Laverne Cox, of “Orange is the New Black,” who plays an incarcerated, black, transgender woman, is coming to campus on Nov. 6 at 7 p.m. in the Tinkham Veale University Center. Although tickets are sold out, the event will be live-streamed simultaneously in the Ford Auditorium.

Liz Roccoforte, director of the LGBT center in Thwing, was a large part of the process that chose Cox.

“We decided to bring Laverne Cox to campus back in February 2014. I knew that it was time for the LGBT Center to bring a higher profile speaker to campus, but I wanted to make sure that this person would have a broad appeal, as well as be able to speak to some of the important work that still needed to be done on campus around the intersection of sexuality, gender identity and race,” said Roccoforte.
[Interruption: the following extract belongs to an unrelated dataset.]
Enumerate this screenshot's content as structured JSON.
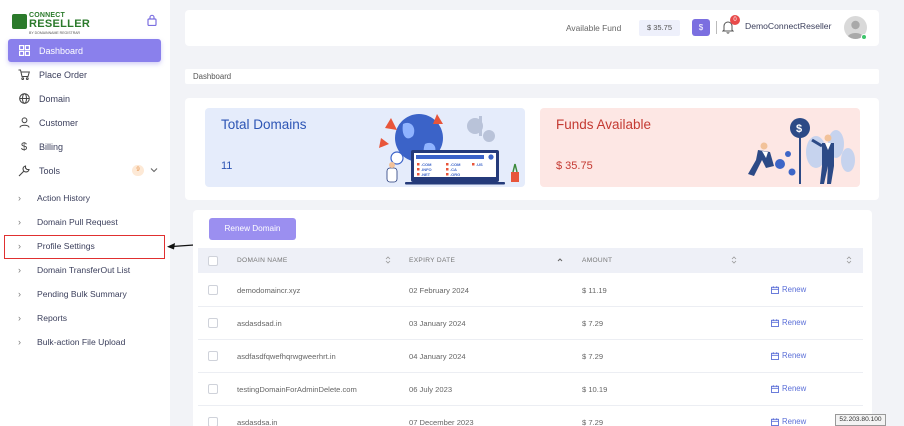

“The decision to bring her was based on a series of informal conversations happening throughout the CWRU LGBT and ally communities, including conversations with student and administrative leadership in the Office of Multicultural Affairs and the Center for Women,” said Roccoforte. “Finally, she’s a gifted actress on an extremely popular series—this helps magnify her voice and appeal to a larger audience.”

Cox is the first transgender woman of color to have a leading role in a mainstream, scripted show. She’s been awarded numerous prizes, such as Dorian Rising Star Award for her work on “Orange is the New Black.” Also, her character on the show, Sophia Burset, was named 4th most influential character of 2013 by Time magazine.

In light of the recent #webelonghere movement and CWRU’s ranking as an LGBT-friendly university, Laverne Cox’s visit and lecture has been more relevant than ever.

“It’s become abundantly clear that the campus still has work to do around race relations, marginalization and discrimination of people of color,” said Roccoforte. “As a transgender woman of color, I hope that her talk will be able to contribute to the current conversation, while also deepening the dialogue by highlighting the importance of discussing the experiences of LGBT people of color on campus.”

Although the event has been affiliated mostly with the LGBT Center, it is also sponsored by other on-campus organizations such as The Office of Multicultural Affairs, The Flora Stone Mather Center for Women, The Provost’s Office, Undergraduate Student Government, Interfraternity Congress, Panhellenic Council and the Office of Inclusion, Diversity and Equal Opportunity as well as Skylight Financial, a corporate sponsor.

Although Cox is the first celebrity activist that the LGBT Center has brought onto campus, the Center has brought speakers such as Robyn Ochs, Kenyon Farrow and JAC Stringer in the past. It’s the LGBT Center’s hope that Cox’s impact on campus will extend far beyond the night of her lecture.